**WHAT THIS TASK INVOLVES**:
Output all of the data verbatim.

========================

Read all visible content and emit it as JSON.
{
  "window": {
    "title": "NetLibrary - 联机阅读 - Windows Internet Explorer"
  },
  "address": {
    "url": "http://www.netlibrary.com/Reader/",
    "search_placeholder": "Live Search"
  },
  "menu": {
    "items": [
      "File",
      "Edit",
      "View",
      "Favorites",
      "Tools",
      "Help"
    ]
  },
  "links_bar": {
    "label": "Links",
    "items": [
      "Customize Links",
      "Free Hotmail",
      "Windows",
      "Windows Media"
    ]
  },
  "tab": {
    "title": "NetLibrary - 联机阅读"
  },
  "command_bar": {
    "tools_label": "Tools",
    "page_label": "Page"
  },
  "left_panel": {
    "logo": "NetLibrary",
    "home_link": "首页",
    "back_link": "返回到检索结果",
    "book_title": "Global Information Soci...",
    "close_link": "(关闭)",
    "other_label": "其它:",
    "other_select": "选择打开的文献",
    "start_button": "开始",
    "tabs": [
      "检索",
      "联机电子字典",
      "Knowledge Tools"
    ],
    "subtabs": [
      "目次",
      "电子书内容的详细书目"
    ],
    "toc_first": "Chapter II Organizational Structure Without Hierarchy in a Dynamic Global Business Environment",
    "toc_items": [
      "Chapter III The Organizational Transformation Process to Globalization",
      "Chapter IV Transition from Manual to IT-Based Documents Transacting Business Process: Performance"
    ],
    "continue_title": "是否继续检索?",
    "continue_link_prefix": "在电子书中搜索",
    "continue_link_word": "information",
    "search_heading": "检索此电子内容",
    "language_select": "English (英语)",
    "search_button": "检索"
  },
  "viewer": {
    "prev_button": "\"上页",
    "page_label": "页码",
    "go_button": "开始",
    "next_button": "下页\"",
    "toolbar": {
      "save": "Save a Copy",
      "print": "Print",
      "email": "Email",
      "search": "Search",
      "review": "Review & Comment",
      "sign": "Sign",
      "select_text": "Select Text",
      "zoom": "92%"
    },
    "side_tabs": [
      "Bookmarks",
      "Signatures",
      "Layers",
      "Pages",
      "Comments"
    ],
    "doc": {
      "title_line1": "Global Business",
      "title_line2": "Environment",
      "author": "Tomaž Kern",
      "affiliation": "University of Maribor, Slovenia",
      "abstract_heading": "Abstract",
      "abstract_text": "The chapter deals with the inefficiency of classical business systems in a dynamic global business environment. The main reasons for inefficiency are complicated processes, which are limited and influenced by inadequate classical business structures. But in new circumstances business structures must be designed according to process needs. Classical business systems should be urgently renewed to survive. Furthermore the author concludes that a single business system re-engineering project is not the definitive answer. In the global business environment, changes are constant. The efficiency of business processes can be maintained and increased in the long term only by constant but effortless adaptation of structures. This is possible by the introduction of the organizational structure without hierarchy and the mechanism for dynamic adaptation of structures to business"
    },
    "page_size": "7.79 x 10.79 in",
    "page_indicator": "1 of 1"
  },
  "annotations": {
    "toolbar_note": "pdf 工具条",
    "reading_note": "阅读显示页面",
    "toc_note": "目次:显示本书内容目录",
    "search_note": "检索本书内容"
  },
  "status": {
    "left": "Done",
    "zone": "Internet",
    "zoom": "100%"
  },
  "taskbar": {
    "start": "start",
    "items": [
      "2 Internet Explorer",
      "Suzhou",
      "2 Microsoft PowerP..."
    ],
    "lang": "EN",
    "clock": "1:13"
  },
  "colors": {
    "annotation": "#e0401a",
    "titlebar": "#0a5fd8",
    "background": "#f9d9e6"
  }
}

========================

**SOLVED EXERCISE**:
Read all visible content and emit it as JSON.
{
  "window": {
    "title": "NetLibrary - 联机阅读 - Windows Internet Explorer"
  },
  "address": {
    "url": "http://www.netlibrary.com/Reader/",
    "search_placeholder": "Live Search"
  },
  "menu": {
    "items": [
      "File",
      "Edit",
      "View",
      "Favorites",
      "Tools",
      "Help"
    ]
  },
  "links_bar": {
    "label": "Links",
    "items": [
      "Customize Links",
      "Free Hotmail",
      "Windows",
      "Windows Media"
    ]
  },
  "tab": {
    "title": "NetLibrary - 联机阅读"
  },
  "command_bar": {
    "tools_label": "Tools",
    "page_label": "Page"
  },
  "left_panel": {
    "logo": "NetLibrary",
    "home_link": "首页",
    "back_link": "返回到检索结果",
    "book_title": "Global Information Soci...",
    "close_link": "(关闭)",
    "other_label": "其它:",
    "other_select": "选择打开的文献",
    "start_button": "开始",
    "tabs": [
      "检索",
      "联机电子字典",
      "Knowledge Tools"
    ],
    "subtabs": [
      "目次",
      "电子书内容的详细书目"
    ],
    "toc_first": "Chapter II Organizational Structure Without Hierarchy in a Dynamic Global Business Environment",
    "toc_items": [
      "Chapter III The Organizational Transformation Process to Globalization",
      "Chapter IV Transition from Manual to IT-Based Documents Transacting Business Process: Performance"
    ],
    "continue_title": "是否继续检索?",
    "continue_link_prefix": "在电子书中搜索",
    "continue_link_word": "information",
    "search_heading": "检索此电子内容",
    "language_select": "English (英语)",
    "search_button": "检索"
  },
  "viewer": {
    "prev_button": "\"上页",
    "page_label": "页码",
    "go_button": "开始",
    "next_button": "下页\"",
    "toolbar": {
      "save": "Save a Copy",
      "print": "Print",
      "email": "Email",
      "search": "Search",
      "review": "Review & Comment",
      "sign": "Sign",
      "select_text": "Select Text",
      "zoom": "92%"
    },
    "side_tabs": [
      "Bookmarks",
      "Signatures",
      "Layers",
      "Pages",
      "Comments"
    ],
    "doc": {
      "title_line1": "Global Business",
      "title_line2": "Environment",
      "author": "Tomaž Kern",
      "affiliation": "University of Maribor, Slovenia",
      "abstract_heading": "Abstract",
      "abstract_text": "The chapter deals with the inefficiency of classical business systems in a dynamic global business environment. The main reasons for inefficiency are complicated processes, which are limited and influenced by inadequate classical business structures. But in new circumstances business structures must be designed according to process needs. Classical business systems should be urgently renewed to survive. Furthermore the author concludes that a single business system re-engineering project is not the definitive answer. In the global business environment, changes are constant. The efficiency of business processes can be maintained and increased in the long term only by constant but effortless adaptation of structures. This is possible by the introduction of the organizational structure without hierarchy and the mechanism for dynamic adaptation of structures to business"
    },
    "page_size": "7.79 x 10.79 in",
    "page_indicator": "1 of 1"
  },
  "annotations": {
    "toolbar_note": "pdf 工具条",
    "reading_note": "阅读显示页面",
    "toc_note": "目次:显示本书内容目录",
    "search_note": "检索本书内容"
  },
  "status": {
    "left": "Done",
    "zone": "Internet",
    "zoom": "100%"
  },
  "taskbar": {
    "start": "start",
    "items": [
      "2 Internet Explorer",
      "Suzhou",
      "2 Microsoft PowerP..."
    ],
    "lang": "EN",
    "clock": "1:13"
  },
  "colors": {
    "annotation": "#e0401a",
    "titlebar": "#0a5fd8",
    "background": "#f9d9e6"
  }
}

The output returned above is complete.